Sciatica can also be caused by pressure on the nerve due to a narrowing of the spinal canal. There are several possible conditions that lead to spinal stenosis:
Aging - With age, the body's ligaments (tough connective tissues between the bones in the spine) can thicken. Spurs (small growths) may develop on the bones and into the spinal canal. The facet joints (flat surfaces on each vertebra that form the spinal column) also may begin to thicken.
Trauma - Accidents and injuries may either dislocate the spine and the spinal canal or cause burst fractures that produce fragments of bone that penetrate the canal. Heredity-If the spinal canal is too small at birth, symptoms of spinal stenosis may show up in a relatively young person. Structural deformities of the involved vertebrae can cause narrowing of the spinal canal.
Heredity - If the spinal canal is too small at birth, symptoms of spinal stenosis may show up in a relatively young person. Structural deformities of the involved vertebrae can cause narrowing of the spinal canal.
Fluorosis - Fluorosis is an excessive level of fluoride in the body. It may result from chronic inhalation of industrial dusts or gases contaminated with fluorides, prolonged ingestion of water containing large amounts of fluorides, or accidental ingestion of fluoride-containing insecticides. The condition may lead to calcified spinal ligaments or softened bones and to degenerative conditions like spinal stenosis.

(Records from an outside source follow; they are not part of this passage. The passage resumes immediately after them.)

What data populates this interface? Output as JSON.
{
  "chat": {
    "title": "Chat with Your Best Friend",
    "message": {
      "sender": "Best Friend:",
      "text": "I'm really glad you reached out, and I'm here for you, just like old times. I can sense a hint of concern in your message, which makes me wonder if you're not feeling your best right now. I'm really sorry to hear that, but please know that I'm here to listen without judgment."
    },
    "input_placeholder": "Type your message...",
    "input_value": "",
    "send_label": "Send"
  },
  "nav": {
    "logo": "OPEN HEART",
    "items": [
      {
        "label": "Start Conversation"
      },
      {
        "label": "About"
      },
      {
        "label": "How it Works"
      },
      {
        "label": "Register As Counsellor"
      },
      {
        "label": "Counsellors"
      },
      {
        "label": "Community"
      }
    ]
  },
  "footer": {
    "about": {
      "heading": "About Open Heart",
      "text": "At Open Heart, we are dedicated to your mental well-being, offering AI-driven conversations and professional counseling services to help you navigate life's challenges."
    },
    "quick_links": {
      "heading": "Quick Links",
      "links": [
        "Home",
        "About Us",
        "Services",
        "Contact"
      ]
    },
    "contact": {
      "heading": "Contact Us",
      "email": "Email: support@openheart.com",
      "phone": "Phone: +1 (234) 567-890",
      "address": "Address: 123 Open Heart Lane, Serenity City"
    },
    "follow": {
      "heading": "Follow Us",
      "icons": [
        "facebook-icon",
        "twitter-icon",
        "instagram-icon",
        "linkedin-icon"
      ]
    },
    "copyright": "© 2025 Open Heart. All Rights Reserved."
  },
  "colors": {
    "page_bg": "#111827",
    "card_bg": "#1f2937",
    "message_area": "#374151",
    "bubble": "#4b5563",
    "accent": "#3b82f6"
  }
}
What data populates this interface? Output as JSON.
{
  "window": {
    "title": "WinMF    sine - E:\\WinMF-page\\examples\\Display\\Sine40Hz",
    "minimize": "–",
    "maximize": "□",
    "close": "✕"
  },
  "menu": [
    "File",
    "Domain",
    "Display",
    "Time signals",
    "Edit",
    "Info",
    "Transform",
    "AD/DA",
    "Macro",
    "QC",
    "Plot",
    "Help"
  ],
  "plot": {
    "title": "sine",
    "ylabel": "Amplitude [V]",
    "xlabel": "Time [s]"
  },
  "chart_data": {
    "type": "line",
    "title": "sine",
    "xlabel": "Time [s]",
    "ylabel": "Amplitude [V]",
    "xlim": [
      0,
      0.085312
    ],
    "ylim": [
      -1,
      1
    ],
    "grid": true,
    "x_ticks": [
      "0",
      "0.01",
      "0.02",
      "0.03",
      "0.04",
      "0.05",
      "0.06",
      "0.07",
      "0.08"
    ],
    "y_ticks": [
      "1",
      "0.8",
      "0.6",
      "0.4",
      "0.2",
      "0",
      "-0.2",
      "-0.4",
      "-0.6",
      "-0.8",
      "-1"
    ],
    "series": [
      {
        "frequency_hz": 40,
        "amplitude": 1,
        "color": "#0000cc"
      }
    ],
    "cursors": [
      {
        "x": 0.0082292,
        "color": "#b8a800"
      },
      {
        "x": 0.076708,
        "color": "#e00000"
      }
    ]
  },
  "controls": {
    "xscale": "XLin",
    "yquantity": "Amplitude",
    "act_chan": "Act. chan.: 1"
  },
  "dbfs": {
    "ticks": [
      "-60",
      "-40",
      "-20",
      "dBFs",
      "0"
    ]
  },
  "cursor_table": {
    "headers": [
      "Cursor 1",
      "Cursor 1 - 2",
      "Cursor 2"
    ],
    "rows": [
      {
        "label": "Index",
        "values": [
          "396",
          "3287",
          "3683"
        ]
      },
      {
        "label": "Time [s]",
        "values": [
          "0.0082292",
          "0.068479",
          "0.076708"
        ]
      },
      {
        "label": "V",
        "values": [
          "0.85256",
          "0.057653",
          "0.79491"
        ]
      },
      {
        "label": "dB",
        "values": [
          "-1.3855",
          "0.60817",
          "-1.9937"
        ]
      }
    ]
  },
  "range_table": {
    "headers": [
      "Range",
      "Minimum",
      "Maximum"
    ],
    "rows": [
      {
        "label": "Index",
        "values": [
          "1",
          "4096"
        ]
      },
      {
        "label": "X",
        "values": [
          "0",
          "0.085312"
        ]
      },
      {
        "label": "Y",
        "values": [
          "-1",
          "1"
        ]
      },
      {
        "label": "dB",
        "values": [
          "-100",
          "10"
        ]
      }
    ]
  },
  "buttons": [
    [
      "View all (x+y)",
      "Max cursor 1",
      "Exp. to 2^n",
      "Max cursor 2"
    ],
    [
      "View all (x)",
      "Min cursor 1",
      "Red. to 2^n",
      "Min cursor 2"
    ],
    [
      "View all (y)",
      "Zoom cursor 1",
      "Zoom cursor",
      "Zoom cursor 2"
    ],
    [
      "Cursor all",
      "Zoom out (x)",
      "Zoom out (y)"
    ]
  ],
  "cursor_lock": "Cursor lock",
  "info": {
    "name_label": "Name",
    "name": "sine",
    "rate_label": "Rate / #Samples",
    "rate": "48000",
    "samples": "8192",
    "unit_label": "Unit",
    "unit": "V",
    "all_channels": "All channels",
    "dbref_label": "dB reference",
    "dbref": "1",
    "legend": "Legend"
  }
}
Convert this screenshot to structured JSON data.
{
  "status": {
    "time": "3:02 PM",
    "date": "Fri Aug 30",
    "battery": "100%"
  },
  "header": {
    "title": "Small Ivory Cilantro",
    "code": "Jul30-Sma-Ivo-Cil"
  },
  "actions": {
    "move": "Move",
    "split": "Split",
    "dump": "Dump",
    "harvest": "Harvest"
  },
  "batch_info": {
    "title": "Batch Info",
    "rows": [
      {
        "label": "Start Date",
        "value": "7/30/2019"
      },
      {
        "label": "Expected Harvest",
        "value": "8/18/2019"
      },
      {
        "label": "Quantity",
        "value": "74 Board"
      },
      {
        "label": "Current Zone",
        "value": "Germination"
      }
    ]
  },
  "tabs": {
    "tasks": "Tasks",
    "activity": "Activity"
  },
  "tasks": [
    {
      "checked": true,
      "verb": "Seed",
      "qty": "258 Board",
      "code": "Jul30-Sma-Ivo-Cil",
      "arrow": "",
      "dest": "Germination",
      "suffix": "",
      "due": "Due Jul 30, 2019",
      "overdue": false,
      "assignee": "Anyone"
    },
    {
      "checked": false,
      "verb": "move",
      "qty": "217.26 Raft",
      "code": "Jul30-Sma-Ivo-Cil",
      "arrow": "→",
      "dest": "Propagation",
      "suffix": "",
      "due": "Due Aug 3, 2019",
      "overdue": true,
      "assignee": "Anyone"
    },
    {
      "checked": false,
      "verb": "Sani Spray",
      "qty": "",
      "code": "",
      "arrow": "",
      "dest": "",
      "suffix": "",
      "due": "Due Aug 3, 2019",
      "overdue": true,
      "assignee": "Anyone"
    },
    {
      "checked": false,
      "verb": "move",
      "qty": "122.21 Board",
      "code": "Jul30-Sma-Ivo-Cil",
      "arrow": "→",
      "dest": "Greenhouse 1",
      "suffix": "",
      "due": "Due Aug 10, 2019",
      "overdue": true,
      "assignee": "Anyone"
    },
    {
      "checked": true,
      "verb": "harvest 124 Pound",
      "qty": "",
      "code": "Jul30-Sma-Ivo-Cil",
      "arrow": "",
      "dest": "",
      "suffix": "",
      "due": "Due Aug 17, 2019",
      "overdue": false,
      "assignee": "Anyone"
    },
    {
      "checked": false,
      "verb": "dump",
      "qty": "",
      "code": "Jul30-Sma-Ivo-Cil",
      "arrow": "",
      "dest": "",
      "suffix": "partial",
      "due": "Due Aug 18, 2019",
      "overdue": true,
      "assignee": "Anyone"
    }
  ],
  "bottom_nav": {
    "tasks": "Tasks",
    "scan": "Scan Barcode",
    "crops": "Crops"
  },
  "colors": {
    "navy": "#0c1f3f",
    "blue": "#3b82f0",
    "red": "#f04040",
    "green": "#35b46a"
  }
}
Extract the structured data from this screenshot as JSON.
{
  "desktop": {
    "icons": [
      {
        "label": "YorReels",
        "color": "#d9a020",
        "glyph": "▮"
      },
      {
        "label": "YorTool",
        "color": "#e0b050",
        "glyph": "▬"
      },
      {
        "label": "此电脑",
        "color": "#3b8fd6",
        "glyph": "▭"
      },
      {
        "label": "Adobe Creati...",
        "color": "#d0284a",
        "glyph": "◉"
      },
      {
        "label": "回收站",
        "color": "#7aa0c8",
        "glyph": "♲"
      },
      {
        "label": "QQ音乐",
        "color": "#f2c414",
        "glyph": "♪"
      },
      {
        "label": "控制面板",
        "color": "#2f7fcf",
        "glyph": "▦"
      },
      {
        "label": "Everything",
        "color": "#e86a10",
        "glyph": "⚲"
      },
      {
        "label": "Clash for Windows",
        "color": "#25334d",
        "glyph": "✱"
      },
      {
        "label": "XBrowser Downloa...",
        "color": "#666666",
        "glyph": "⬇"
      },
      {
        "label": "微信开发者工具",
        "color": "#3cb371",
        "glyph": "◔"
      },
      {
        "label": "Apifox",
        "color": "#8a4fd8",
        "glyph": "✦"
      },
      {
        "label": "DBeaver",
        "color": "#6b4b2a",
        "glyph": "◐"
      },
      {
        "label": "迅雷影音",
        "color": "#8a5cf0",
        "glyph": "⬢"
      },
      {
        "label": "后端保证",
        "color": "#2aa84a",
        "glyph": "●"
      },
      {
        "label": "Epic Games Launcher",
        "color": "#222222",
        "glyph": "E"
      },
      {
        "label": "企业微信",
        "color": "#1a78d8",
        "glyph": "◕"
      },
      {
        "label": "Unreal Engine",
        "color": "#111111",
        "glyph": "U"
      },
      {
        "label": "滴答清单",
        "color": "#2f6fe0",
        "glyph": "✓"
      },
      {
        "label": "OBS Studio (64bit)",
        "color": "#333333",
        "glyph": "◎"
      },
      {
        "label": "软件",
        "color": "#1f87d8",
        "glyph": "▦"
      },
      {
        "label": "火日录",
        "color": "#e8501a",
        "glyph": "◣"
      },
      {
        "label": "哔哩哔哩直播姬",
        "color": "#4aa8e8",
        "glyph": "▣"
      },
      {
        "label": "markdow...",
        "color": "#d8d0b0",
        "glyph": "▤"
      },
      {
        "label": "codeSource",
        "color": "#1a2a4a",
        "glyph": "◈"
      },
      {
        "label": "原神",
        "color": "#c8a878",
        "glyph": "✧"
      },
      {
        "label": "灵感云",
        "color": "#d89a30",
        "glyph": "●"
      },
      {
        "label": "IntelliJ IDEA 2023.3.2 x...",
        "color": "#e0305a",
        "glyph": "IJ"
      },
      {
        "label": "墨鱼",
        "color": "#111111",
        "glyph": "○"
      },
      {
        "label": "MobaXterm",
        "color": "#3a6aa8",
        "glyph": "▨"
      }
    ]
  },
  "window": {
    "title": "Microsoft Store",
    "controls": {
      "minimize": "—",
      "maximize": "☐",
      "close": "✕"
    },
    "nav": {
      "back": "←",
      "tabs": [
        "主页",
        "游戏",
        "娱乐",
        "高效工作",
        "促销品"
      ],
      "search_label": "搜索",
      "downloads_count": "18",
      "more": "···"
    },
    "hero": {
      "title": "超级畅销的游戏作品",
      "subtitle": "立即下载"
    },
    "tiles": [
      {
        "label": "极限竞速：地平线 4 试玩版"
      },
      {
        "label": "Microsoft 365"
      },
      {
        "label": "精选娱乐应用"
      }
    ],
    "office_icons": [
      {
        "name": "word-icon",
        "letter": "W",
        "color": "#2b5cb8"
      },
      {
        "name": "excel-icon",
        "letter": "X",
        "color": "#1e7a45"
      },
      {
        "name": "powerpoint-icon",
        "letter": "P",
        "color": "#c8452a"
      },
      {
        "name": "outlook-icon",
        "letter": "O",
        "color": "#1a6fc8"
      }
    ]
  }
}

The most important thing you can do if you are certain you have spinal stenosis is to ensure that you maintain as close to normal curvature in the spine. The more your spine is pulled out of place the tighter the space gets in the spinal canal...Identifying and addressing muscle imbalances is crucial!